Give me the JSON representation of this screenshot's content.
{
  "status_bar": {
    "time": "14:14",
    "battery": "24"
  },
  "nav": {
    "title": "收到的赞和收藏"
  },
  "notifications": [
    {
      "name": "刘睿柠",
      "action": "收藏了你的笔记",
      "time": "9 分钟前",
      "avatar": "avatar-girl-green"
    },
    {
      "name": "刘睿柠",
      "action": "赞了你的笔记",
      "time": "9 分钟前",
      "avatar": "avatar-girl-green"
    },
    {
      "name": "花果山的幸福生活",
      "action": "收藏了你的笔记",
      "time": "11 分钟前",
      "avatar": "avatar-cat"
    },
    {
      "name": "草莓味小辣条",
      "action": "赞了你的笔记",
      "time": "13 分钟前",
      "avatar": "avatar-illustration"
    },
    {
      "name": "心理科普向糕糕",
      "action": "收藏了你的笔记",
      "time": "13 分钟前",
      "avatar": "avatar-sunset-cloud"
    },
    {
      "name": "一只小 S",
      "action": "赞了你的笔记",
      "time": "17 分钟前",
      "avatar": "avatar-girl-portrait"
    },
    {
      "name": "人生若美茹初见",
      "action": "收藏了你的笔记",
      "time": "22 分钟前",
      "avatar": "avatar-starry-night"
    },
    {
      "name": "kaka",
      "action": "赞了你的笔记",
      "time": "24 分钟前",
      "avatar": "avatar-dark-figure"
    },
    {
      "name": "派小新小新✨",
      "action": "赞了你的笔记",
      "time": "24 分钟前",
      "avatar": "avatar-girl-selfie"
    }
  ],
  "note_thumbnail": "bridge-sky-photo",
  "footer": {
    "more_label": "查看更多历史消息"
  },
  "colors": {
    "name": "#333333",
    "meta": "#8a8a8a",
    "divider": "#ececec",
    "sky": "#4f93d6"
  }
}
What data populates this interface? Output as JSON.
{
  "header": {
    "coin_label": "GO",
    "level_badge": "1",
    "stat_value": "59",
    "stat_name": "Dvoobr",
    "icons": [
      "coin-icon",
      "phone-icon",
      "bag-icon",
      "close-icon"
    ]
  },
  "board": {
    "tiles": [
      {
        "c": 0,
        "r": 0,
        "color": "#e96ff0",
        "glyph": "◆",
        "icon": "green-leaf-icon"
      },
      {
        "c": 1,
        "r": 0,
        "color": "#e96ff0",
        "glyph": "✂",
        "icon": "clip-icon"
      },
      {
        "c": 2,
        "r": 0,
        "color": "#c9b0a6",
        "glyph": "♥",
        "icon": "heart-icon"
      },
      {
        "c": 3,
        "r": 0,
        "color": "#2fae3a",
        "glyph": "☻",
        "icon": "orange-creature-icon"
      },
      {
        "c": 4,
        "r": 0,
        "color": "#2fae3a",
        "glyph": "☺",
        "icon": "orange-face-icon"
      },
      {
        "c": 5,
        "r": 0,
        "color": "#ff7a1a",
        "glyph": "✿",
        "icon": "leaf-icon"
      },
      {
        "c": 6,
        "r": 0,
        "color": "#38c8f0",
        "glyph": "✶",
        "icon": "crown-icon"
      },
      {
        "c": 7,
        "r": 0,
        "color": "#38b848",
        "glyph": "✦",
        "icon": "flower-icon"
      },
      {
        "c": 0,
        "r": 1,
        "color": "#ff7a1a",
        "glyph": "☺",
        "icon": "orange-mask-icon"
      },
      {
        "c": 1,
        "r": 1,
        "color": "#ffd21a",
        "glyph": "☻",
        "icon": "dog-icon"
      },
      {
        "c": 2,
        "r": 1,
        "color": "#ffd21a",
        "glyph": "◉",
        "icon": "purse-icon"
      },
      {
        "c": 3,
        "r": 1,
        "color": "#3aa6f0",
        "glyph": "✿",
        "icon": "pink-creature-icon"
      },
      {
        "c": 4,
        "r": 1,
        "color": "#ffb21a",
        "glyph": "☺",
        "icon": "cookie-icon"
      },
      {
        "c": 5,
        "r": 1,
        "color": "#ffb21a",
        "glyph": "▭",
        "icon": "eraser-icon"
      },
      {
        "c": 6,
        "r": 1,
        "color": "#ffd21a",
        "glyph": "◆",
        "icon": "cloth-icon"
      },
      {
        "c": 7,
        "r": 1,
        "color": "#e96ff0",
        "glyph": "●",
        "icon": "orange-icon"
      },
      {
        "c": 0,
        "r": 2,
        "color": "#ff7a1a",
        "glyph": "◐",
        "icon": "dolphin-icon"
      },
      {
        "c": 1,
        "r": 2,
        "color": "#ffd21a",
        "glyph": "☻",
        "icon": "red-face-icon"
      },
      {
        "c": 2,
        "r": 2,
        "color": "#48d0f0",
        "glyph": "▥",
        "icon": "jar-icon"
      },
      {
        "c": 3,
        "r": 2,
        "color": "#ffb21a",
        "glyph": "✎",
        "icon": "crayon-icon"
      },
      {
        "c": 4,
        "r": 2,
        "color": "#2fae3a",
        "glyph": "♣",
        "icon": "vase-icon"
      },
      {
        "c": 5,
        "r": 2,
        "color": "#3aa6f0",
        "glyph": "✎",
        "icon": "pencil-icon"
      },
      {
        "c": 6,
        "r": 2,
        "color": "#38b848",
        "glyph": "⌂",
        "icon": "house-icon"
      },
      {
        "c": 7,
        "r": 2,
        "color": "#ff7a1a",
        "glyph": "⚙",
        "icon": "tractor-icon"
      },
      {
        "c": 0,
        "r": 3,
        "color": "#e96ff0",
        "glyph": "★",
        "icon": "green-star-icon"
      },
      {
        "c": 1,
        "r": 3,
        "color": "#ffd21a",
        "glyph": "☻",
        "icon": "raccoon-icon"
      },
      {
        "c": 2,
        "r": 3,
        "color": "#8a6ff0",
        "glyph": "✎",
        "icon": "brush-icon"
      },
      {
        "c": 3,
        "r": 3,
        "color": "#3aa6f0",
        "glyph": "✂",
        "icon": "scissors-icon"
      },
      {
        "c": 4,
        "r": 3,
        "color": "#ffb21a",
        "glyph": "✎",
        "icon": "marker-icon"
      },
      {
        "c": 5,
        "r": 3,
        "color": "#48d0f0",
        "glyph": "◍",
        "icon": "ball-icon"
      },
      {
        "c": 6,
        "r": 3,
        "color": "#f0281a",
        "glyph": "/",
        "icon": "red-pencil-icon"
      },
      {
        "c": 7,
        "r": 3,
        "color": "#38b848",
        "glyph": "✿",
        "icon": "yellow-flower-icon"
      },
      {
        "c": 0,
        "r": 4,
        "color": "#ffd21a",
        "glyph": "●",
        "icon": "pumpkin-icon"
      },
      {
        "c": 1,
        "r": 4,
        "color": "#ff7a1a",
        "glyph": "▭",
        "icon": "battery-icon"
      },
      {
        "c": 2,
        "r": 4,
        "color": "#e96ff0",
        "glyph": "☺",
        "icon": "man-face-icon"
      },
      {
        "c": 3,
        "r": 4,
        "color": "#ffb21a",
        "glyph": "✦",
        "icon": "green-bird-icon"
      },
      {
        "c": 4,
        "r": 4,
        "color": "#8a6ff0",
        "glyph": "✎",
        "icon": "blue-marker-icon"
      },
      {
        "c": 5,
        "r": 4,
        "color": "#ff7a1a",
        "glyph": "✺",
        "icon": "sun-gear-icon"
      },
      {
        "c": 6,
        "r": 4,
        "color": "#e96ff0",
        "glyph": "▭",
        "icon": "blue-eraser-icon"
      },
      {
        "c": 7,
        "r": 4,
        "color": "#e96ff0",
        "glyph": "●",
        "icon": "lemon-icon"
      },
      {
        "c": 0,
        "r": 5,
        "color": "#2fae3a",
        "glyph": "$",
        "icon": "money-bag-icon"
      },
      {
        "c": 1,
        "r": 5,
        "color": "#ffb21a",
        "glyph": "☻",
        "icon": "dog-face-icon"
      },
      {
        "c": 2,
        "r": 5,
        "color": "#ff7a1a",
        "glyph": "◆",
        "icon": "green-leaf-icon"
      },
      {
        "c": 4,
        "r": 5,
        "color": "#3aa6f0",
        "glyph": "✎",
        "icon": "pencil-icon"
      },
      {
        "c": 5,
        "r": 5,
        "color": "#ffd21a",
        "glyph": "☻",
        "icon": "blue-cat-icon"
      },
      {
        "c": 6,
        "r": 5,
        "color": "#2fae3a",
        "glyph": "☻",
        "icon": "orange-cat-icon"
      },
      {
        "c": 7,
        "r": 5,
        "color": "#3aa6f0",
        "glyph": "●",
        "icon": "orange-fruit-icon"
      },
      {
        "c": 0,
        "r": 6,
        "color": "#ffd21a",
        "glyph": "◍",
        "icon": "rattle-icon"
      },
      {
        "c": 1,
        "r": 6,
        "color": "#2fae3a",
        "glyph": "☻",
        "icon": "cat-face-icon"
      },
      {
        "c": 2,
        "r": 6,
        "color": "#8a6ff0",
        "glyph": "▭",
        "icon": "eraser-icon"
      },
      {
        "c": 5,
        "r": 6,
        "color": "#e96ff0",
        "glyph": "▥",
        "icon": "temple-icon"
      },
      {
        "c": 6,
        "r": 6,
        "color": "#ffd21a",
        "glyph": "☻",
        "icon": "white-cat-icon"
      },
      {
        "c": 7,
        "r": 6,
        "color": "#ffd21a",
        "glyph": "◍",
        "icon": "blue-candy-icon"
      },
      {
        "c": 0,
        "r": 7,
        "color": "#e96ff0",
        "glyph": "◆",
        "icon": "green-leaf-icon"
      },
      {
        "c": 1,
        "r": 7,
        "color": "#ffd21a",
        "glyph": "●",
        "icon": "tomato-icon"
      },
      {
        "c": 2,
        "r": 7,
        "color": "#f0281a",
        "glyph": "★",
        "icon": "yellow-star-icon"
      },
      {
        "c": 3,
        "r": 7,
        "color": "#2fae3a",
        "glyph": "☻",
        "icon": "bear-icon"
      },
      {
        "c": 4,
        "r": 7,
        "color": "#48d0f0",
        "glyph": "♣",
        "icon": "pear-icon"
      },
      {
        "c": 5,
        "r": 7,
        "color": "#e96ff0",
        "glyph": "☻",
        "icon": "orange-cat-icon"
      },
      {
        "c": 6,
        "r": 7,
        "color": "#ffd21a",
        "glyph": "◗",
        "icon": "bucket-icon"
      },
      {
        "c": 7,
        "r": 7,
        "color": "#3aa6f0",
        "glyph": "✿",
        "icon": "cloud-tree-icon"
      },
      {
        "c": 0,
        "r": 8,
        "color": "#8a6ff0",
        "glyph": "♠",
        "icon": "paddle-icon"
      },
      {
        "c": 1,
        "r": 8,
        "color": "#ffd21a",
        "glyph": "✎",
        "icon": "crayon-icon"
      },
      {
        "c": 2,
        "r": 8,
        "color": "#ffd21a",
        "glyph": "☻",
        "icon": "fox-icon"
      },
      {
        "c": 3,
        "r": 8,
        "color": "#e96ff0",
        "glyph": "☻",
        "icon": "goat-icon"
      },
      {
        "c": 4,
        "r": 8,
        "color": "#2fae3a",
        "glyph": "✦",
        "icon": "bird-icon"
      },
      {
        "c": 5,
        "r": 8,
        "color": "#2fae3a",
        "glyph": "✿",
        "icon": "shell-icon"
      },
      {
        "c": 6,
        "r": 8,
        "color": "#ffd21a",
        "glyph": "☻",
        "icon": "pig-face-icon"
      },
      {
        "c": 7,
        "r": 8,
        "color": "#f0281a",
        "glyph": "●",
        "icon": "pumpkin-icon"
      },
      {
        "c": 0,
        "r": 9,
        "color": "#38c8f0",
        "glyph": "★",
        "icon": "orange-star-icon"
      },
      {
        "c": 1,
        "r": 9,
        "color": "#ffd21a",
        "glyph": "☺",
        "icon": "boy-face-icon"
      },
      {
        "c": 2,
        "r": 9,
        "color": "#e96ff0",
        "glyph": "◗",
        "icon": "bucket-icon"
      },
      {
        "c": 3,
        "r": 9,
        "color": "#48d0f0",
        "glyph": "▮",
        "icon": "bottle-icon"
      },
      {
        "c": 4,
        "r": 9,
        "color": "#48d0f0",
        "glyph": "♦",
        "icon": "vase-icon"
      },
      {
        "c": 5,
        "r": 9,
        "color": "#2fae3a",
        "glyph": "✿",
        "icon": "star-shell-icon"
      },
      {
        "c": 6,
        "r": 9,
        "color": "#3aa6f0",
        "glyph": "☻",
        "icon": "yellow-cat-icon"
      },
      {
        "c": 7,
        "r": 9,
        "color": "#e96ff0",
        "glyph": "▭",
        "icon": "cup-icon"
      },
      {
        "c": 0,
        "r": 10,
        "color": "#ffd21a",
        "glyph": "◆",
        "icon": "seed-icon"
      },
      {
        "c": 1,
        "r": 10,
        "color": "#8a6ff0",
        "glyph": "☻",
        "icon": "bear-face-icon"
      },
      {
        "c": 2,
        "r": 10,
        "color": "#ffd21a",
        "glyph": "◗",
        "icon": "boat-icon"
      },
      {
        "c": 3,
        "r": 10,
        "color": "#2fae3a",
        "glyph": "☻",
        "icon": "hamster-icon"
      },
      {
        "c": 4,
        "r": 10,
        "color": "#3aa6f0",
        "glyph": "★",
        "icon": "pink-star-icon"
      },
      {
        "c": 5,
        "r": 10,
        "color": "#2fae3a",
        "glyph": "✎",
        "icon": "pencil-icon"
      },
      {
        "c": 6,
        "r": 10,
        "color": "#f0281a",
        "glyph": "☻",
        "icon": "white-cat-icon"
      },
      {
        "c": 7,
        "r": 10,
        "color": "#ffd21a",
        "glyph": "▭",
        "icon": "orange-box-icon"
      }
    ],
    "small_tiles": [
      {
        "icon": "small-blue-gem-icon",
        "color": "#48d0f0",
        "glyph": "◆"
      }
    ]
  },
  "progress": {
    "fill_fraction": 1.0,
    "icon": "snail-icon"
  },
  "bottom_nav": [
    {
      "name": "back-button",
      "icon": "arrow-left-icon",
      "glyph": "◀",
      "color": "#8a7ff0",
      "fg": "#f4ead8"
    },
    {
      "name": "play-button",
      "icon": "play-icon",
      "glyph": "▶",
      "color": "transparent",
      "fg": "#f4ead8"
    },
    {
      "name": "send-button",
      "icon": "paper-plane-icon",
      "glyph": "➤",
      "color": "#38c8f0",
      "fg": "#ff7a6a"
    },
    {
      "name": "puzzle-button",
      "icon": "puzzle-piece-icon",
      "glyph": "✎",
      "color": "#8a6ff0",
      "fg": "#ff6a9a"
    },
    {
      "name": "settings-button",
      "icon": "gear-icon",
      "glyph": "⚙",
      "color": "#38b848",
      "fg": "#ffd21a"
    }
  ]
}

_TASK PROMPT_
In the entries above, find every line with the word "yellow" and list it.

_TASK RESPONSE_
        "icon": "yellow-flower-icon"
        "icon": "yellow-star-icon"
        "icon": "yellow-cat-icon"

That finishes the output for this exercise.